+++ Exercise material +++
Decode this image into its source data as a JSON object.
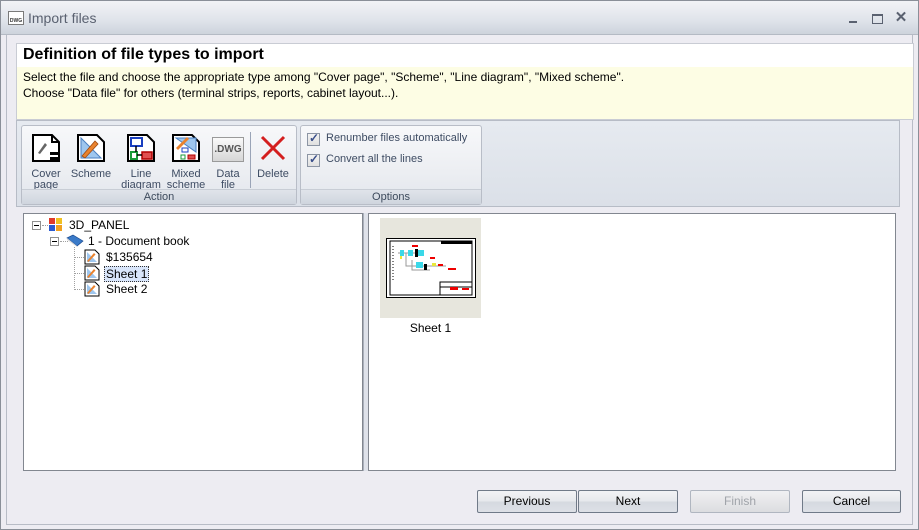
{
  "window": {
    "title": "Import files",
    "app_icon": "dwg-file-icon",
    "controls": {
      "minimize": "minimize-icon",
      "maximize": "maximize-icon",
      "close": "close-icon",
      "close_glyph": "✕"
    }
  },
  "header": {
    "title": "Definition of file types to import",
    "line1": "Select the file and choose the appropriate type among \"Cover page\", \"Scheme\", \"Line diagram\", \"Mixed scheme\".",
    "line2": "Choose \"Data file\" for others (terminal strips, reports, cabinet layout...)."
  },
  "ribbon": {
    "action_group": {
      "label": "Action",
      "buttons": [
        {
          "line1": "Cover",
          "line2": "page",
          "icon": "cover-page-icon"
        },
        {
          "line1": "Scheme",
          "line2": "",
          "icon": "scheme-icon"
        },
        {
          "line1": "Line",
          "line2": "diagram",
          "icon": "line-diagram-icon"
        },
        {
          "line1": "Mixed",
          "line2": "scheme",
          "icon": "mixed-scheme-icon"
        },
        {
          "line1": "Data",
          "line2": "file",
          "icon": "data-file-icon",
          "icon_text": ".DWG"
        },
        {
          "line1": "Delete",
          "line2": "",
          "icon": "delete-icon"
        }
      ]
    },
    "options_group": {
      "label": "Options",
      "checkboxes": [
        {
          "label": "Renumber files automatically",
          "checked": true
        },
        {
          "label": "Convert all the lines",
          "checked": true
        }
      ]
    }
  },
  "tree": {
    "root": {
      "label": "3D_PANEL",
      "expanded": true
    },
    "book": {
      "label": "1 - Document book",
      "expanded": true
    },
    "items": [
      {
        "label": "$135654",
        "selected": false
      },
      {
        "label": "Sheet 1",
        "selected": true
      },
      {
        "label": "Sheet 2",
        "selected": false
      }
    ]
  },
  "preview": {
    "items": [
      {
        "label": "Sheet 1"
      }
    ]
  },
  "footer": {
    "previous": "Previous",
    "next": "Next",
    "finish": "Finish",
    "finish_enabled": false,
    "cancel": "Cancel"
  }
}
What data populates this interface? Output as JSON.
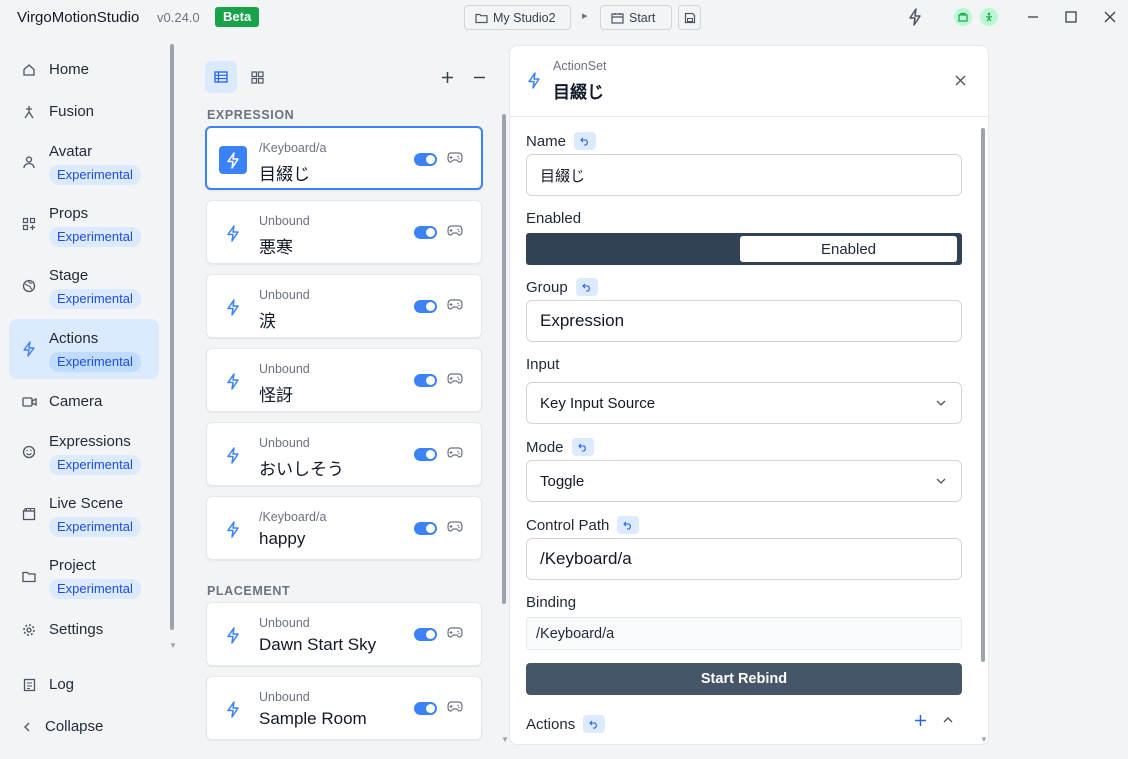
{
  "titlebar": {
    "app_name": "VirgoMotionStudio",
    "version": "v0.24.0",
    "beta": "Beta",
    "studio_button": "My Studio2",
    "start_button": "Start"
  },
  "sidebar": {
    "items": [
      {
        "label": "Home",
        "icon": "home-icon"
      },
      {
        "label": "Fusion",
        "icon": "fusion-icon"
      },
      {
        "label": "Avatar",
        "badge": "Experimental",
        "icon": "user-icon"
      },
      {
        "label": "Props",
        "badge": "Experimental",
        "icon": "grid-plus-icon"
      },
      {
        "label": "Stage",
        "badge": "Experimental",
        "icon": "globe-icon"
      },
      {
        "label": "Actions",
        "badge": "Experimental",
        "icon": "lightning-icon",
        "active": true
      },
      {
        "label": "Camera",
        "icon": "camera-icon"
      },
      {
        "label": "Expressions",
        "badge": "Experimental",
        "icon": "smile-icon"
      },
      {
        "label": "Live Scene",
        "badge": "Experimental",
        "icon": "clapper-icon"
      },
      {
        "label": "Project",
        "badge": "Experimental",
        "icon": "folder-icon"
      },
      {
        "label": "Settings",
        "icon": "gear-icon"
      }
    ],
    "log": "Log",
    "collapse": "Collapse"
  },
  "list": {
    "groups": [
      {
        "title": "EXPRESSION",
        "cards": [
          {
            "sub": "/Keyboard/a",
            "title": "目綴じ",
            "selected": true
          },
          {
            "sub": "Unbound",
            "title": "悪寒"
          },
          {
            "sub": "Unbound",
            "title": "涙"
          },
          {
            "sub": "Unbound",
            "title": "怪訝"
          },
          {
            "sub": "Unbound",
            "title": "おいしそう"
          },
          {
            "sub": "/Keyboard/a",
            "title": "happy"
          }
        ]
      },
      {
        "title": "PLACEMENT",
        "cards": [
          {
            "sub": "Unbound",
            "title": "Dawn Start Sky"
          },
          {
            "sub": "Unbound",
            "title": "Sample Room"
          }
        ]
      }
    ]
  },
  "detail": {
    "kind": "ActionSet",
    "title": "目綴じ",
    "name_label": "Name",
    "name_value": "目綴じ",
    "enabled_label": "Enabled",
    "enabled_value": "Enabled",
    "group_label": "Group",
    "group_value": "Expression",
    "input_label": "Input",
    "input_value": "Key Input Source",
    "mode_label": "Mode",
    "mode_value": "Toggle",
    "control_path_label": "Control Path",
    "control_path_value": "/Keyboard/a",
    "binding_label": "Binding",
    "binding_value": "/Keyboard/a",
    "rebind_button": "Start Rebind",
    "actions_label": "Actions"
  },
  "colors": {
    "accent": "#3b82f6",
    "beta": "#16a34a",
    "rebind": "#475569"
  }
}
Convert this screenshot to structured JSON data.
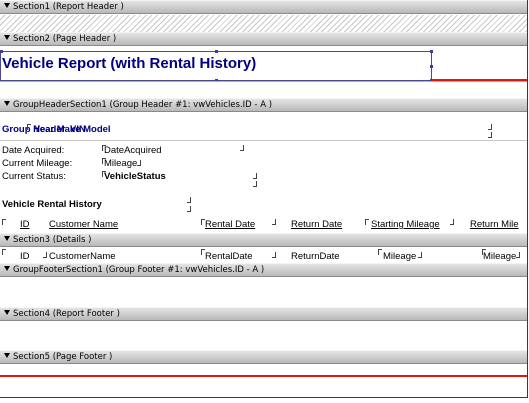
{
  "sections": {
    "report_header": "Section1 (Report Header )",
    "page_header": "Section2 (Page Header )",
    "group_header": "GroupHeaderSection1 (Group Header #1: vwVehicles.ID - A )",
    "details": "Section3 (Details )",
    "group_footer": "GroupFooterSection1 (Group Footer #1: vwVehicles.ID - A )",
    "report_footer": "Section4 (Report Footer )",
    "page_footer": "Section5 (Page Footer )"
  },
  "page_header": {
    "title": "Vehicle Report (with Rental History)"
  },
  "group_header": {
    "overlapped_fields": [
      "Group Header",
      "Year Make Model",
      "VIN"
    ],
    "labels": [
      "Date Acquired:",
      "Current Mileage:",
      "Current Status:"
    ],
    "values": [
      "DateAcquired",
      "Mileage",
      "VehicleStatus"
    ],
    "rental_title": "Vehicle Rental History",
    "columns": [
      "ID",
      "Customer Name",
      "Rental Date",
      "Return Date",
      "Starting Mileage",
      "Return Mile"
    ]
  },
  "details": {
    "fields": [
      "ID",
      "CustomerName",
      "RentalDate",
      "ReturnDate",
      "Mileage",
      "Mileage"
    ]
  },
  "colors": {
    "band": "#c8c8c8",
    "title_blue": "#000080",
    "red_line": "#e11414"
  }
}
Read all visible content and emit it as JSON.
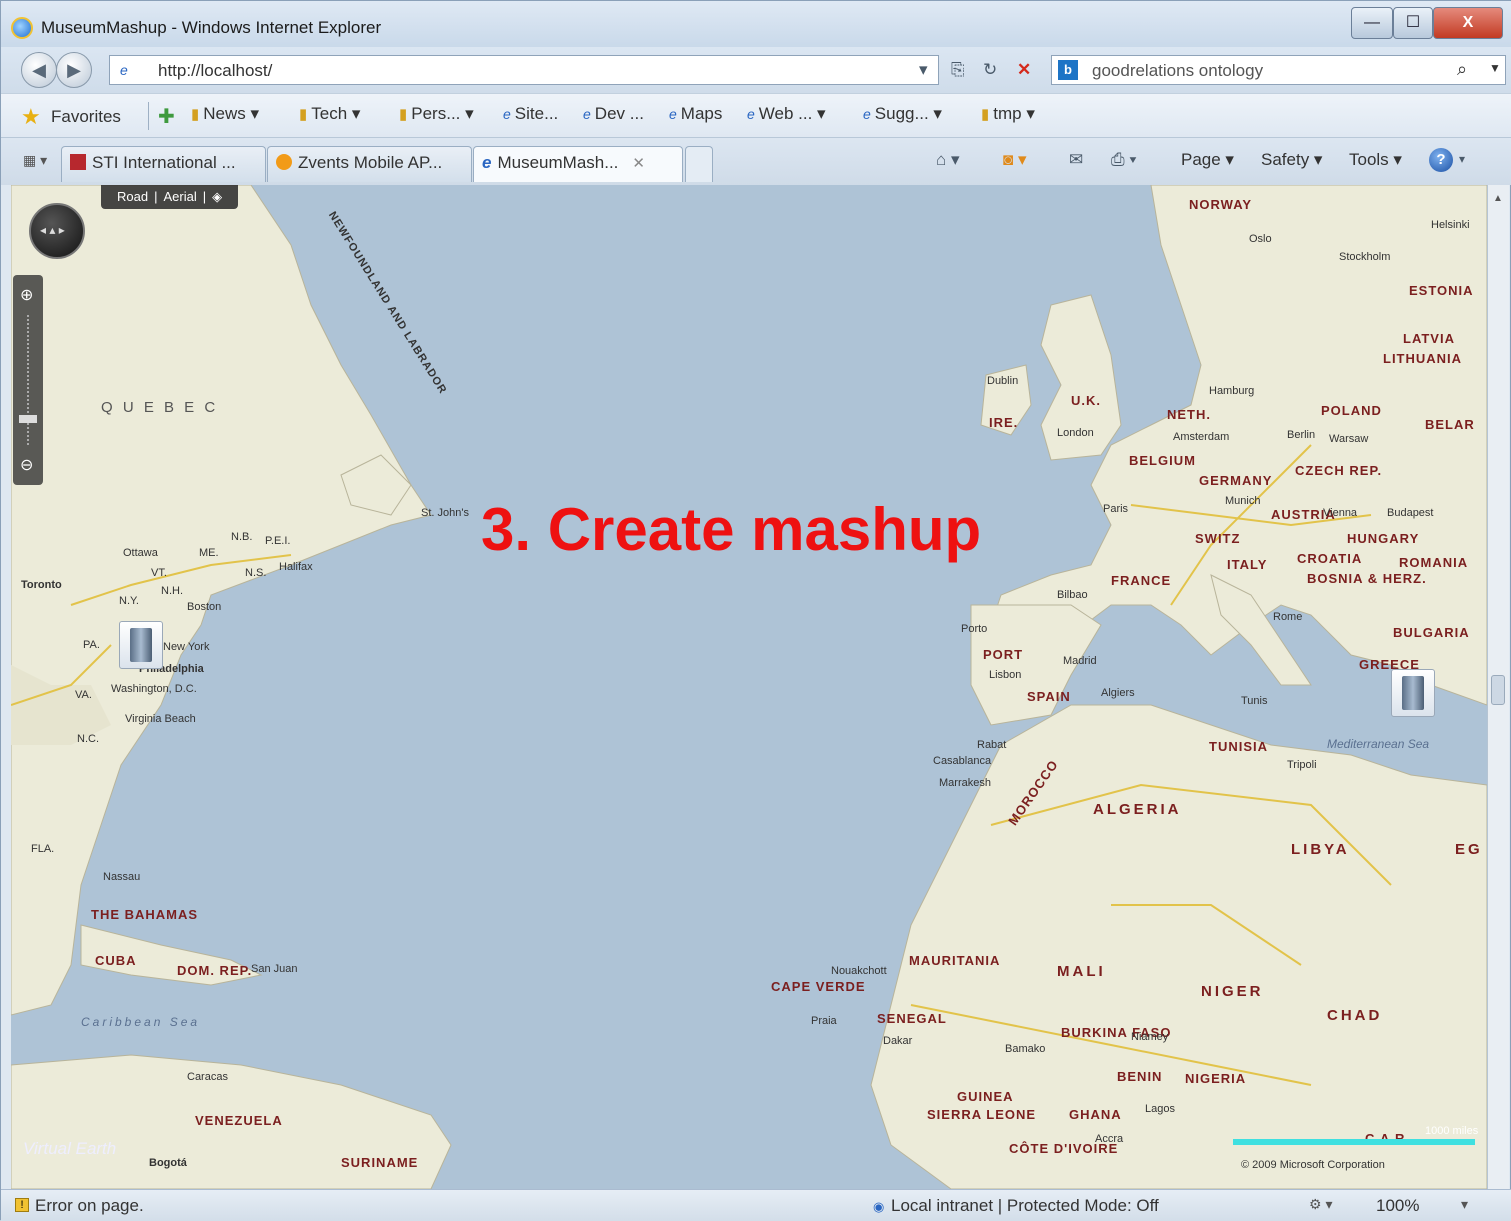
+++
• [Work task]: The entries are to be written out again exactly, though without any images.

• [Written solution]:
Decode this image into its source data as a JSON object.
{
  "window": {
    "title": "Import files",
    "app_icon": "dwg-file-icon",
    "controls": {
      "minimize": "minimize-icon",
      "maximize": "maximize-icon",
      "close": "close-icon",
      "close_glyph": "✕"
    }
  },
  "header": {
    "title": "Definition of file types to import",
    "line1": "Select the file and choose the appropriate type among \"Cover page\", \"Scheme\", \"Line diagram\", \"Mixed scheme\".",
    "line2": "Choose \"Data file\" for others (terminal strips, reports, cabinet layout...)."
  },
  "ribbon": {
    "action_group": {
      "label": "Action",
      "buttons": [
        {
          "line1": "Cover",
          "line2": "page",
          "icon": "cover-page-icon"
        },
        {
          "line1": "Scheme",
          "line2": "",
          "icon": "scheme-icon"
        },
        {
          "line1": "Line",
          "line2": "diagram",
          "icon": "line-diagram-icon"
        },
        {
          "line1": "Mixed",
          "line2": "scheme",
          "icon": "mixed-scheme-icon"
        },
        {
          "line1": "Data",
          "line2": "file",
          "icon": "data-file-icon",
          "icon_text": ".DWG"
        },
        {
          "line1": "Delete",
          "line2": "",
          "icon": "delete-icon"
        }
      ]
    },
    "options_group": {
      "label": "Options",
      "checkboxes": [
        {
          "label": "Renumber files automatically",
          "checked": true
        },
        {
          "label": "Convert all the lines",
          "checked": true
        }
      ]
    }
  },
  "tree": {
    "root": {
      "label": "3D_PANEL",
      "expanded": true
    },
    "book": {
      "label": "1 - Document book",
      "expanded": true
    },
    "items": [
      {
        "label": "$135654",
        "selected": false
      },
      {
        "label": "Sheet 1",
        "selected": true
      },
      {
        "label": "Sheet 2",
        "selected": false
      }
    ]
  },
  "preview": {
    "items": [
      {
        "label": "Sheet 1"
      }
    ]
  },
  "footer": {
    "previous": "Previous",
    "next": "Next",
    "finish": "Finish",
    "finish_enabled": false,
    "cancel": "Cancel"
  }
}
What data populates this interface? Output as JSON.
{
  "titlebar": {
    "app_name": "VirgoMotionStudio",
    "version": "v0.24.0",
    "beta": "Beta",
    "studio_button": "My Studio2",
    "start_button": "Start"
  },
  "sidebar": {
    "items": [
      {
        "label": "Home",
        "icon": "home-icon"
      },
      {
        "label": "Fusion",
        "icon": "fusion-icon"
      },
      {
        "label": "Avatar",
        "badge": "Experimental",
        "icon": "user-icon"
      },
      {
        "label": "Props",
        "badge": "Experimental",
        "icon": "grid-plus-icon"
      },
      {
        "label": "Stage",
        "badge": "Experimental",
        "icon": "globe-icon"
      },
      {
        "label": "Actions",
        "badge": "Experimental",
        "icon": "lightning-icon",
        "active": true
      },
      {
        "label": "Camera",
        "icon": "camera-icon"
      },
      {
        "label": "Expressions",
        "badge": "Experimental",
        "icon": "smile-icon"
      },
      {
        "label": "Live Scene",
        "badge": "Experimental",
        "icon": "clapper-icon"
      },
      {
        "label": "Project",
        "badge": "Experimental",
        "icon": "folder-icon"
      },
      {
        "label": "Settings",
        "icon": "gear-icon"
      }
    ],
    "log": "Log",
    "collapse": "Collapse"
  },
  "list": {
    "groups": [
      {
        "title": "EXPRESSION",
        "cards": [
          {
            "sub": "/Keyboard/a",
            "title": "目綴じ",
            "selected": true
          },
          {
            "sub": "Unbound",
            "title": "悪寒"
          },
          {
            "sub": "Unbound",
            "title": "涙"
          },
          {
            "sub": "Unbound",
            "title": "怪訝"
          },
          {
            "sub": "Unbound",
            "title": "おいしそう"
          },
          {
            "sub": "/Keyboard/a",
            "title": "happy"
          }
        ]
      },
      {
        "title": "PLACEMENT",
        "cards": [
          {
            "sub": "Unbound",
            "title": "Dawn Start Sky"
          },
          {
            "sub": "Unbound",
            "title": "Sample Room"
          }
        ]
      }
    ]
  },
  "detail": {
    "kind": "ActionSet",
    "title": "目綴じ",
    "name_label": "Name",
    "name_value": "目綴じ",
    "enabled_label": "Enabled",
    "enabled_value": "Enabled",
    "group_label": "Group",
    "group_value": "Expression",
    "input_label": "Input",
    "input_value": "Key Input Source",
    "mode_label": "Mode",
    "mode_value": "Toggle",
    "control_path_label": "Control Path",
    "control_path_value": "/Keyboard/a",
    "binding_label": "Binding",
    "binding_value": "/Keyboard/a",
    "rebind_button": "Start Rebind",
    "actions_label": "Actions"
  },
  "colors": {
    "accent": "#3b82f6",
    "beta": "#16a34a",
    "rebind": "#475569"
  }
}
Convert this screenshot to structured JSON data.
{
  "sections": {
    "report_header": "Section1 (Report Header )",
    "page_header": "Section2 (Page Header )",
    "group_header": "GroupHeaderSection1 (Group Header #1: vwVehicles.ID - A )",
    "details": "Section3 (Details )",
    "group_footer": "GroupFooterSection1 (Group Footer #1: vwVehicles.ID - A )",
    "report_footer": "Section4 (Report Footer )",
    "page_footer": "Section5 (Page Footer )"
  },
  "page_header": {
    "title": "Vehicle Report (with Rental History)"
  },
  "group_header": {
    "overlapped_fields": [
      "Group Header",
      "Year Make Model",
      "VIN"
    ],
    "labels": [
      "Date Acquired:",
      "Current Mileage:",
      "Current Status:"
    ],
    "values": [
      "DateAcquired",
      "Mileage",
      "VehicleStatus"
    ],
    "rental_title": "Vehicle Rental History",
    "columns": [
      "ID",
      "Customer Name",
      "Rental Date",
      "Return Date",
      "Starting Mileage",
      "Return Mile"
    ]
  },
  "details": {
    "fields": [
      "ID",
      "CustomerName",
      "RentalDate",
      "ReturnDate",
      "Mileage",
      "Mileage"
    ]
  },
  "colors": {
    "band": "#c8c8c8",
    "title_blue": "#000080",
    "red_line": "#e11414"
  }
}
Read all visible content and emit it as JSON.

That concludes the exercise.